I was not asked about or informed of this project. It just happened. So now my new friends can not only screech to their hearts’ content right outside my bedroom door, they can also flutter about and slam into plastic mesh whenever the urge strikes them.
It is a constant struggle not to cut open that mesh and free both the birds and my god damn sanity.
I’ve heard from old soldiers that they can fall asleep anywhere at any time, a result of their war experience and general grizzledness. I think the same might go for Peace Corps Volunteers. Even amidst the buzz and commotion of a pub on Christmas, Sam still finds time for a bit of shut-eye.
Follow Your Nose!
A gift from one of my social studies classes. A fruit bird complete with star fruit wings and pineapple tail feathers.
Recently, my friend Jay and I had planned to climb the tallest mountain on Java, Semeru, during National Exams. We traveled for several hours out to the base camp, only to learn that it was still closed. Each year, they shut the trail down because rainy season weather makes it too dangerous and it gives the mountain ecosystem a chance to recover from dry season traffic. They pushed their opening date back a month, which left Jay and I in the lurch as far as ‘things to do’ is concerned. We decided to walk from the base of Semeru to Bromo Mountain, another active volcano further along in the same range. After a few hours of hoofing it, including an impromptu dance session in a small shelter to keep warm in the night rain, we reached a homestay to rest our heads.
That morning, we decided our plan of action would be, instead of walking in the valley to our destination, to climb the system of ridges that goes to same place, but looked more interesting. We knew there was no trail and there was some vegetation, so we’d be doing some bushwhacking…but our expectations were put to shame.
It took us a solid 3 hours to go a few kilometers, but it was incredibly satisfying to reach the top of the ridge where we could enjoy our feast.
We approached Bromo on foot from the back side, something rarely done, and appeared out of the mist to walk a knife’s edge along the gaping maw of the mountain.
About a year ago, my family had a treadmill installed in the middle of the house. I’m not exactly sure why, as no one uses it for its designed purpose. Fortunately, Gita has found the real Spirit of the Treadmill.
Living in a place like Indonesia, one learns different methods for killing mosquitoes. The particular technique depends upon the situation. This was a superb example of the Cloudburst technique, catching 3 of the fuckers in one clap.
What a Picture is Worth
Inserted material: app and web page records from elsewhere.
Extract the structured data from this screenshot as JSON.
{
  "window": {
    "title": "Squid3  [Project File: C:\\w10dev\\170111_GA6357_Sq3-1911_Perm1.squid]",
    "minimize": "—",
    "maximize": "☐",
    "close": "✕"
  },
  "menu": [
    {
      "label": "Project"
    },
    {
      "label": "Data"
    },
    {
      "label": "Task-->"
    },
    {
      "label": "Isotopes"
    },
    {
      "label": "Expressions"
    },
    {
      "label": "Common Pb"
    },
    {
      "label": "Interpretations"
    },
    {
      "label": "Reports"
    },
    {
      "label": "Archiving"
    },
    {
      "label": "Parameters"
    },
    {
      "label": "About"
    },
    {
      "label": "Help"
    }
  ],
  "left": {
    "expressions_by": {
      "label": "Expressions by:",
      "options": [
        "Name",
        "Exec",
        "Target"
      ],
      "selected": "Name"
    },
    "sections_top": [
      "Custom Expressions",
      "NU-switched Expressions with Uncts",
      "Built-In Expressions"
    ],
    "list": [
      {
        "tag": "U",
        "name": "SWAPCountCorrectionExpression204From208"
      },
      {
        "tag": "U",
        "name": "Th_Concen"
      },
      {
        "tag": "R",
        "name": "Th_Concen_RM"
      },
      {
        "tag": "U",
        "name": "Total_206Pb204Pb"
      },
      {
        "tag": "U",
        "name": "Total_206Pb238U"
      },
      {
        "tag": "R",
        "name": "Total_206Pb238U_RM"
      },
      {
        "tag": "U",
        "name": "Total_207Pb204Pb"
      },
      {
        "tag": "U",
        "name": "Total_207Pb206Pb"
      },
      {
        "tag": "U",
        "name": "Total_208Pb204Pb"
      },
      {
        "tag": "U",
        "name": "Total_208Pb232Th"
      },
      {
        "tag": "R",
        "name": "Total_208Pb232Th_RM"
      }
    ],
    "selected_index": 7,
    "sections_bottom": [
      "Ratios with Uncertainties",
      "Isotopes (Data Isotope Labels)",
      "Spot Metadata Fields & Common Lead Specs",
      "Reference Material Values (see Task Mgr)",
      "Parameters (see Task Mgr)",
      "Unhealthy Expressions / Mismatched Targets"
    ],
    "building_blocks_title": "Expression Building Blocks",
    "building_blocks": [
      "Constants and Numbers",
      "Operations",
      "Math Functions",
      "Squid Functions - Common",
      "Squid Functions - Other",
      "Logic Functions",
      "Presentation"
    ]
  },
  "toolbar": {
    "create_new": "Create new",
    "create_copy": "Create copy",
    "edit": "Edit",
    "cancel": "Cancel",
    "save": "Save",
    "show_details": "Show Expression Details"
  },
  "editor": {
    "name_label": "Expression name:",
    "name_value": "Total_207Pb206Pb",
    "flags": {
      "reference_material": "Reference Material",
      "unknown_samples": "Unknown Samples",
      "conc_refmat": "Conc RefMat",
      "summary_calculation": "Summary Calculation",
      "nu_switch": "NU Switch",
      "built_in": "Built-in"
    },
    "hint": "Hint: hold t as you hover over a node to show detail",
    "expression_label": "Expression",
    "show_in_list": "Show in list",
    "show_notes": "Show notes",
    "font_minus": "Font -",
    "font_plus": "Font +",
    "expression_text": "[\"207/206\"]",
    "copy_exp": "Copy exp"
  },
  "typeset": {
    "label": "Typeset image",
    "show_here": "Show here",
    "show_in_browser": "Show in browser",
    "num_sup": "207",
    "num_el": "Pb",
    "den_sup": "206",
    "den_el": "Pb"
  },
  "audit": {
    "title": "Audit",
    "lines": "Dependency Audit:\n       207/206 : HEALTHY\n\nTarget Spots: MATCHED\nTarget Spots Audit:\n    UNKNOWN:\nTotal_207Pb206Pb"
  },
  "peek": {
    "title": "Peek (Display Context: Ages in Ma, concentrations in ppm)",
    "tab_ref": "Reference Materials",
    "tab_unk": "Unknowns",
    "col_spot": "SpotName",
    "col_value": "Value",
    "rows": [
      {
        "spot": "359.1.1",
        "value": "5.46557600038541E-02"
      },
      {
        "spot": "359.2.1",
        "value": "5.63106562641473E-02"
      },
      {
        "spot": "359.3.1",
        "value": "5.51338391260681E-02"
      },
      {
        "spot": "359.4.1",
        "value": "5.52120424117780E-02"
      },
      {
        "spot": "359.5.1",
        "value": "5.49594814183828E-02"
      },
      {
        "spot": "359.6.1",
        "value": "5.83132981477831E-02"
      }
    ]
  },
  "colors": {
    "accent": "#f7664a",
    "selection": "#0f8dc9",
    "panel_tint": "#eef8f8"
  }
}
Alright, so perhaps this wasn’t a collection of stories but rather a collection of pictures I wanted to share. The principle is the same, though. These bits and pieces drift together into a flotsam of unexpected sentimentality. Sometimes, when I’m feeling down about the macro effect of my service here, and the inescapable truth that I haven’t changed much of anything, I take it down to the micro. Look at the bits, and the whole because so much more clear.